The North Star brings history books to life


You probably don’t understand what it was like to live in North Carolina during the Civil Rights Movement, but seeing The North Star this winter could help you put a face to what you’ve learned on paper.

The North Star plays Dec 11 at 4:30 p.m., and Dec 12 and 13 at 7:30 p.m. in the Upstairs Theatre. Set in the 1960s, the play is about a black woman named Aurelia remembering how her younger self, “Relia,” dealt with the fight for civil rights alongside her spirited boyfriend, Willie.

“In school you learn about what happened during those times, but you have never seen them actually happen in front of you,” says junior Ryan Foreman, who plays Willie. “In The North Star you get to see people dealing with these issues in a very real way.”

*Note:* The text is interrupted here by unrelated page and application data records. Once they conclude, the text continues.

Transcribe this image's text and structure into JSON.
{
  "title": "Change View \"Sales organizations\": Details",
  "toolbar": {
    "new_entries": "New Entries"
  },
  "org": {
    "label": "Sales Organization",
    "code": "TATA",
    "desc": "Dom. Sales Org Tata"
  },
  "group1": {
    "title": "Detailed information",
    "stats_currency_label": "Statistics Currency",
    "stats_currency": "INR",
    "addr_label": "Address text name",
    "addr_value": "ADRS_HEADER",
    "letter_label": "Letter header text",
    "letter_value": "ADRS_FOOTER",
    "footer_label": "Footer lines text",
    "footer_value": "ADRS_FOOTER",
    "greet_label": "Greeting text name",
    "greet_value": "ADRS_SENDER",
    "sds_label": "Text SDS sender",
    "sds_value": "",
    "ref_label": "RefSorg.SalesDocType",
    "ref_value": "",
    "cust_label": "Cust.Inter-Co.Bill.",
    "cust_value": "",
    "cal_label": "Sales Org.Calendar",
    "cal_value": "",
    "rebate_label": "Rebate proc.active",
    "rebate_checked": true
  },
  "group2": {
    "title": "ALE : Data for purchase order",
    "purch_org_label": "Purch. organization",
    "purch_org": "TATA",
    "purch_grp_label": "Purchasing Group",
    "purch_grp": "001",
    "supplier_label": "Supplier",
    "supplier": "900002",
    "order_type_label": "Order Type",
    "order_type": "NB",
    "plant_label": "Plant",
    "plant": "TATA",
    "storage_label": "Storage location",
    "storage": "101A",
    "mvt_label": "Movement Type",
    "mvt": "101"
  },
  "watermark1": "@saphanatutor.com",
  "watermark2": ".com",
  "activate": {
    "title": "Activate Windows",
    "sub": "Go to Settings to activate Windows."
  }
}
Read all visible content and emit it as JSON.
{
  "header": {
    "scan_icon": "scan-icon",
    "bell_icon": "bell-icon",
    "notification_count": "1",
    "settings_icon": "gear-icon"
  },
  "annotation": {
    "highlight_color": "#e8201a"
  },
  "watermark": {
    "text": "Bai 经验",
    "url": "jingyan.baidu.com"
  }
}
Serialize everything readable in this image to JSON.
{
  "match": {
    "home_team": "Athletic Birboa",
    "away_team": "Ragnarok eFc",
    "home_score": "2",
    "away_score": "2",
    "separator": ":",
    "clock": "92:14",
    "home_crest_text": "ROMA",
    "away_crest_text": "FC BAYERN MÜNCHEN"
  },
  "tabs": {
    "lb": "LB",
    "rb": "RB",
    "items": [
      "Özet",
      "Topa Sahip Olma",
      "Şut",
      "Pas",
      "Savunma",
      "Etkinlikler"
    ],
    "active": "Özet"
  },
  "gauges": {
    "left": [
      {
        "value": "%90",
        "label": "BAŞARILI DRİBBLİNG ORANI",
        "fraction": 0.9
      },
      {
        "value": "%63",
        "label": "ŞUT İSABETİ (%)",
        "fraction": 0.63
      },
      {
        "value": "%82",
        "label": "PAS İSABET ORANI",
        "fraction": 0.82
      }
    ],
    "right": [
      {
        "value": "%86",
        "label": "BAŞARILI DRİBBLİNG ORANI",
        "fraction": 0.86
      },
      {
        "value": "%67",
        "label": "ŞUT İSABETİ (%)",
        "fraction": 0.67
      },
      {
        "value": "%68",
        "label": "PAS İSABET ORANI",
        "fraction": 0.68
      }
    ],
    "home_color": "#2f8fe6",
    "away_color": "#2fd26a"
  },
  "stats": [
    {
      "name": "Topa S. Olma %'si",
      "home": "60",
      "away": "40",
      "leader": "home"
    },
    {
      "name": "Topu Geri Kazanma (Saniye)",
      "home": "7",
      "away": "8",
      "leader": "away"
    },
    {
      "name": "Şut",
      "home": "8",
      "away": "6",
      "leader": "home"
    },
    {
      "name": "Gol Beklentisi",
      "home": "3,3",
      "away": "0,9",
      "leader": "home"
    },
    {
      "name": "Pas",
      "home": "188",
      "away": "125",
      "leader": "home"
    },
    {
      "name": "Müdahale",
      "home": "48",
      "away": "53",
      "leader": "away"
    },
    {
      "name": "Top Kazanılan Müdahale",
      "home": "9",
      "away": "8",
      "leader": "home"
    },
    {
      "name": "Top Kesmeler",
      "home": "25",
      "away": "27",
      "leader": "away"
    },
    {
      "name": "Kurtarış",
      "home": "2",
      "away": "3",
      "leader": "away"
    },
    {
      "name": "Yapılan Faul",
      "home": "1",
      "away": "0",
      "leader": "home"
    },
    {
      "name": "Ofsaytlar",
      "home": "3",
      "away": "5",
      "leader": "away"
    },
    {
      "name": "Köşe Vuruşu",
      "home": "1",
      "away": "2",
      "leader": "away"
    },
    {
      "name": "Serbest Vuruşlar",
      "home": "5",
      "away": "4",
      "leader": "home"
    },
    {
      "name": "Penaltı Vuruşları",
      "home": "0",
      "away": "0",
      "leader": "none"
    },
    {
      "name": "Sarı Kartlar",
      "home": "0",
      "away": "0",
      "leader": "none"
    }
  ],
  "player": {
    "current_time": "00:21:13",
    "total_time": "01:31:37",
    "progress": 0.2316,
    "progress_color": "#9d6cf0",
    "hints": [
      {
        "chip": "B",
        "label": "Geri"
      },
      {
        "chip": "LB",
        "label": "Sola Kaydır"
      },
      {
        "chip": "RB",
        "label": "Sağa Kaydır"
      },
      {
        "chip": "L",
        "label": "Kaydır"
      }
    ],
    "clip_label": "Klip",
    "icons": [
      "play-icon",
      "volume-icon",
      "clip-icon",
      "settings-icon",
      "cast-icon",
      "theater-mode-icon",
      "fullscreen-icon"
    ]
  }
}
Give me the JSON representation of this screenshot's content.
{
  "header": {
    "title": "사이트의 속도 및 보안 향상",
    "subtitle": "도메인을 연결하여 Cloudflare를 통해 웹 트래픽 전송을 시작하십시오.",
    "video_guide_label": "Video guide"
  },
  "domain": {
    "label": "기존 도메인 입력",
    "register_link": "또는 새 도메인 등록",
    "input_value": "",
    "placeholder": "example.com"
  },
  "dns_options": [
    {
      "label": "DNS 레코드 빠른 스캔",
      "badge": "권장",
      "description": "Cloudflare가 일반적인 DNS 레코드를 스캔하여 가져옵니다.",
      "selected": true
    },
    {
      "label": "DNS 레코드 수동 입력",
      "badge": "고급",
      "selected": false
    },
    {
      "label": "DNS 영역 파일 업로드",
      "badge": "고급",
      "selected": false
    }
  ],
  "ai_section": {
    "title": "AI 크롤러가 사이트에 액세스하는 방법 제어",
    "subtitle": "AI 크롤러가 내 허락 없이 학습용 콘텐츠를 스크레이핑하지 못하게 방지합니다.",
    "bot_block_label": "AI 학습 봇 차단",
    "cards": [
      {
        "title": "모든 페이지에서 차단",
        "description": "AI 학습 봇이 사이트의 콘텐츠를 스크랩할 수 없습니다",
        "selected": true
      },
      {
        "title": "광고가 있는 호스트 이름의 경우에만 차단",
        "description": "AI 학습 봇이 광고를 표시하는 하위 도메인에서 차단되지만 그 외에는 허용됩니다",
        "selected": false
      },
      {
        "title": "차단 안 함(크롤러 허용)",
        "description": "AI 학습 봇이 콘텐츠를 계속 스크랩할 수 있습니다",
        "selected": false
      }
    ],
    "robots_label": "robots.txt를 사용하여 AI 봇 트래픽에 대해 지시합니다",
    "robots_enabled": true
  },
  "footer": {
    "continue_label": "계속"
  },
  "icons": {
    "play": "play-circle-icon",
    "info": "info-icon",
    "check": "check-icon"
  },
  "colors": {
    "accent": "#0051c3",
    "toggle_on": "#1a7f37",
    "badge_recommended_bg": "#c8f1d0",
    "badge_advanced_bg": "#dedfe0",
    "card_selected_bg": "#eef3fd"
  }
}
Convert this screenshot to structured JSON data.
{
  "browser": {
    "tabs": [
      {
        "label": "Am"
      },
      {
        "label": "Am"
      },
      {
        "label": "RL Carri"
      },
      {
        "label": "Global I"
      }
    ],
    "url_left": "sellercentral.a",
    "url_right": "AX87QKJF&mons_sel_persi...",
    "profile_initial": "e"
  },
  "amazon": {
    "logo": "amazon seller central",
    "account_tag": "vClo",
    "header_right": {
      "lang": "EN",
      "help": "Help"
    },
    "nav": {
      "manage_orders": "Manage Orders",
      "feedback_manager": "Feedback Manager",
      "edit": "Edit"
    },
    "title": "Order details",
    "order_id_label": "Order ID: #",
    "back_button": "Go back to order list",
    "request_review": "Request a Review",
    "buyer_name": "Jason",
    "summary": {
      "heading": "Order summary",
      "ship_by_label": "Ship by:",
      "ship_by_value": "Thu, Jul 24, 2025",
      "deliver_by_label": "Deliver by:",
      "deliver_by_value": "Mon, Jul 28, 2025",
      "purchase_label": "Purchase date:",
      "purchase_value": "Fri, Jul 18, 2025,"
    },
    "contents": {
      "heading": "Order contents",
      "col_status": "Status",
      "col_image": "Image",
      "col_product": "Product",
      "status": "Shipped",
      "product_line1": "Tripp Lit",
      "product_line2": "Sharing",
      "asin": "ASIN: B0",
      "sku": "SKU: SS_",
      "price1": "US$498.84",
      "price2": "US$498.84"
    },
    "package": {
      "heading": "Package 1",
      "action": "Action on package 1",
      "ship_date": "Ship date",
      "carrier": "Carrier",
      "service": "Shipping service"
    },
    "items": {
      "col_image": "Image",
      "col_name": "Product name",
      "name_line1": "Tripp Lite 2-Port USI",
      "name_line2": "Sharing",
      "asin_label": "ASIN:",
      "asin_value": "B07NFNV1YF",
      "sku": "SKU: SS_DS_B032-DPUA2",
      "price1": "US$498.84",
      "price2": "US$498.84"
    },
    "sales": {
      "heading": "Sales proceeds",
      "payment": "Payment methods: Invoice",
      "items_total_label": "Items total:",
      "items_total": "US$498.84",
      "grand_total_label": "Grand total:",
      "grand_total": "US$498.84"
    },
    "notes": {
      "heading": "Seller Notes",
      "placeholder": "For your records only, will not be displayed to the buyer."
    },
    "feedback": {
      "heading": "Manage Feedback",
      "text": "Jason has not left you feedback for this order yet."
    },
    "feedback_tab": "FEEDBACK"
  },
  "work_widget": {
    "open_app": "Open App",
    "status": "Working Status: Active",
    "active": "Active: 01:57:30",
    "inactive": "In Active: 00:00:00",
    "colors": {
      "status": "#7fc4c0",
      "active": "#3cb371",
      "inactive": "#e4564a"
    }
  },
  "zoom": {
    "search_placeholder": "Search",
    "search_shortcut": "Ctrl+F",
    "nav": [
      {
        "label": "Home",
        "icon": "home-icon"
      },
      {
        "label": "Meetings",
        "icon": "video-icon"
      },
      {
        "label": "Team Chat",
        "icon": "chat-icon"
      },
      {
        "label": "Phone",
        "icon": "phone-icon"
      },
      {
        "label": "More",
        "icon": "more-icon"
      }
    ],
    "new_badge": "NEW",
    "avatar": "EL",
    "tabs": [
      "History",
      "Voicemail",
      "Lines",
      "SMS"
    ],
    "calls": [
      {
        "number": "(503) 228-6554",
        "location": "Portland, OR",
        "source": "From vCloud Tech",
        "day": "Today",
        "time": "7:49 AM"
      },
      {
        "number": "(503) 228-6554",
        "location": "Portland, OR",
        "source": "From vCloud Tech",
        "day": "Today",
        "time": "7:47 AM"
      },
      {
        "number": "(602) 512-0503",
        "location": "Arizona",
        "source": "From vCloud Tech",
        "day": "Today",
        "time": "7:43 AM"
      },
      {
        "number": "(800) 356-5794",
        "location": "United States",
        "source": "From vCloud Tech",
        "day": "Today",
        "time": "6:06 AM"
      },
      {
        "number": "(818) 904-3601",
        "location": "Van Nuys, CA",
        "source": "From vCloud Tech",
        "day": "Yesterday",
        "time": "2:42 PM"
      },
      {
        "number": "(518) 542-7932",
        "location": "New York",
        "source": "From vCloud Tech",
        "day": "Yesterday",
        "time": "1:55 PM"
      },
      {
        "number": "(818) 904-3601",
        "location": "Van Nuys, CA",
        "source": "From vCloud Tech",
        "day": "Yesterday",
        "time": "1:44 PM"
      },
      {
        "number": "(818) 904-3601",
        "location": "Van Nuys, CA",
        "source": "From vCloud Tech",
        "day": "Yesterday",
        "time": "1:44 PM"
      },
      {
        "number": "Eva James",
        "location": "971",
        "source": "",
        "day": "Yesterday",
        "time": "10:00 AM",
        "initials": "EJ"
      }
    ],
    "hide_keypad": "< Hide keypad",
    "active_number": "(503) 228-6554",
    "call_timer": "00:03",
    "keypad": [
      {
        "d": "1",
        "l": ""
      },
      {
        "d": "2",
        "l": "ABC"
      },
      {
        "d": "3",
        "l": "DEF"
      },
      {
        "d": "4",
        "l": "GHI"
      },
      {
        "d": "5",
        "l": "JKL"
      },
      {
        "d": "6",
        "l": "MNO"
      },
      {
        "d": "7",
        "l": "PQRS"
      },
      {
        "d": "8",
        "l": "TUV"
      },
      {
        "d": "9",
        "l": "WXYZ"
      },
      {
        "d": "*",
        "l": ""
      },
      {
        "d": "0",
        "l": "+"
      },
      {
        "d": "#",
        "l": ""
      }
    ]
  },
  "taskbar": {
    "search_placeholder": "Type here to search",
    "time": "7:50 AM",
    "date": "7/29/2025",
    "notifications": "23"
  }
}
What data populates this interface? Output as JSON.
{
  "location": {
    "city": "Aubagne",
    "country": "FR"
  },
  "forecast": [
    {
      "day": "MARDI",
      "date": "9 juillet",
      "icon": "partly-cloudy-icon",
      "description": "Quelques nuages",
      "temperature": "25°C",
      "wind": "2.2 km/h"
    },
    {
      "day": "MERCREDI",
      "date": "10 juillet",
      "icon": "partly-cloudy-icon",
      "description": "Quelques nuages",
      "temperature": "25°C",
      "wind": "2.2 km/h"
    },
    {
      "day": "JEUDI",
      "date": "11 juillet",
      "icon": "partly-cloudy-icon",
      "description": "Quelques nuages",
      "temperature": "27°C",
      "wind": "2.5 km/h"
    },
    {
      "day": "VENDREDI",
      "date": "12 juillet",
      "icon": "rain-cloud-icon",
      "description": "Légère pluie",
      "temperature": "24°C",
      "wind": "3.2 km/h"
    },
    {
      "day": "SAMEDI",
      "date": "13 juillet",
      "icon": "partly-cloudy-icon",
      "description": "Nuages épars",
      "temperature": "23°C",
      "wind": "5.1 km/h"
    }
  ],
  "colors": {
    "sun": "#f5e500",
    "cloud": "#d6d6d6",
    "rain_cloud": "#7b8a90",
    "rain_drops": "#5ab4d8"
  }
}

The North Star addresses race bluntly and truthfully. “There isn’t any sugarcoating in the play, and the names that blacks were called in history are the same ones that they’re called in the play,” explains sophomore Nolan Robinson, who plays Manson Taylor, Relia’s father. “It’s hard to deal with that, not only because it’s happening around me every rehearsal, but because it actually happened to people of my color.”

Acting in such intense roles isn’t easy. “A challenge I have had to face was getting into this character who has been broken and hurt, and separating my life and my beliefs from my character’s,” says Alexis Dyer, freshman, who plays Relia.

“Our cast has spent a great deal of time improvising, doing research, watching videos and studying photographs to get a deep understanding of the period and the people,” says director and playwright Gloria Clunie.

“The level of hope that you have through the midst of something devastating and/or trying, is what defines who you are, not how you look,” says Robinson.

With its music, The North Star manages to push through all the severity and create some fun moments centered on hope. “My favorite part of the play would have to be the singing,” says Robinson. The reality will make the play worth-while because, as Foreman says, “You can’t get this from a textbook. Seeing how people felt in that time is very important for understanding why and how change happened.”